Component data from apps and pages
========
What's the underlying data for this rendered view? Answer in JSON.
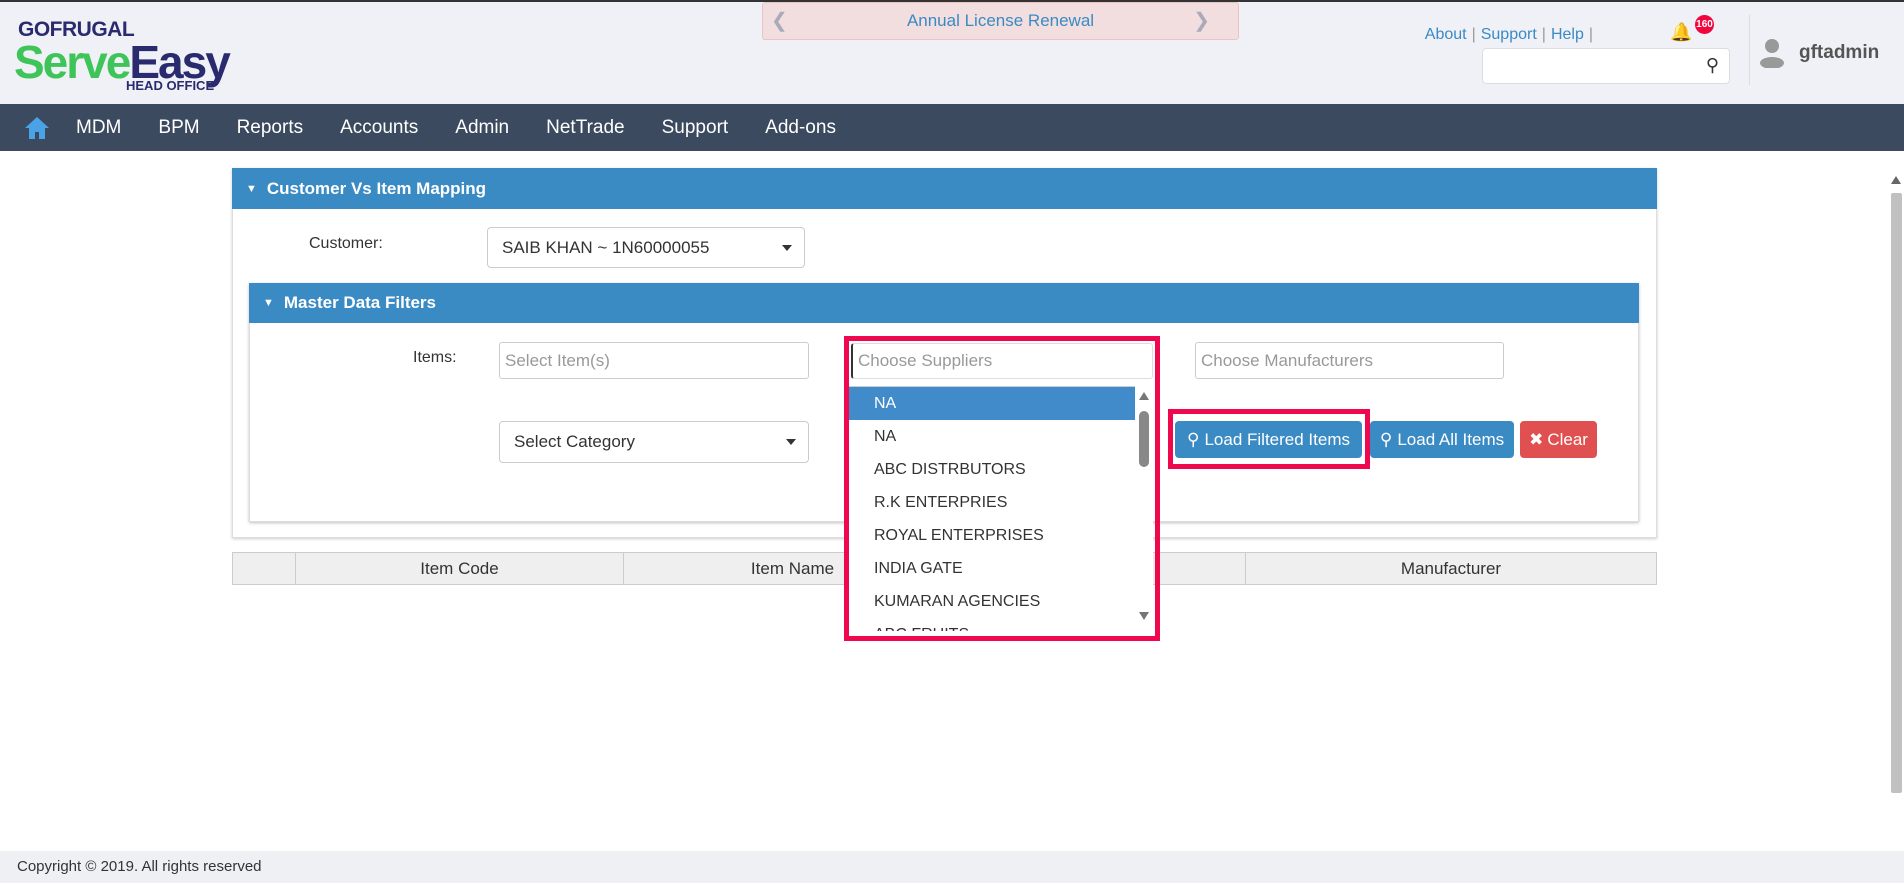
{
  "logo": {
    "brand": "GOFRUGAL",
    "product_a": "Serve",
    "product_b": "Easy",
    "edition": "HEAD OFFICE"
  },
  "banner": {
    "text": "Annual License Renewal"
  },
  "toplinks": {
    "about": "About",
    "support": "Support",
    "help": "Help",
    "notif_count": "160"
  },
  "user": {
    "name": "gftadmin"
  },
  "nav": [
    "MDM",
    "BPM",
    "Reports",
    "Accounts",
    "Admin",
    "NetTrade",
    "Support",
    "Add-ons"
  ],
  "panel": {
    "title": "Customer Vs Item Mapping",
    "customer_label": "Customer:",
    "customer_value": "SAIB KHAN ~ 1N60000055"
  },
  "filters": {
    "title": "Master Data Filters",
    "items_label": "Items:",
    "items_placeholder": "Select Item(s)",
    "suppliers_placeholder": "Choose Suppliers",
    "manufacturers_placeholder": "Choose Manufacturers",
    "category_value": "Select Category"
  },
  "buttons": {
    "load_filtered": "Load Filtered Items",
    "load_all": "Load All Items",
    "clear": "Clear"
  },
  "supplier_options": [
    "NA",
    "NA",
    "ABC DISTRBUTORS",
    "R.K ENTERPRIES",
    "ROYAL ENTERPRISES",
    "INDIA GATE",
    "KUMARAN AGENCIES",
    "ABC FRUITS"
  ],
  "table": {
    "headers": [
      "",
      "Item Code",
      "Item Name",
      "",
      "Manufacturer"
    ]
  },
  "footer": {
    "text": "Copyright © 2019. All rights reserved"
  },
  "colors": {
    "accent": "#3a8ac4",
    "nav": "#3b4a5f",
    "danger": "#e05050",
    "highlight": "#f0084e"
  }
}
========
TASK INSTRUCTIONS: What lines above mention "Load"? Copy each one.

ANSWER TO THE PROBLEM:
    "load_filtered": "Load Filtered Items",
    "load_all": "Load All Items",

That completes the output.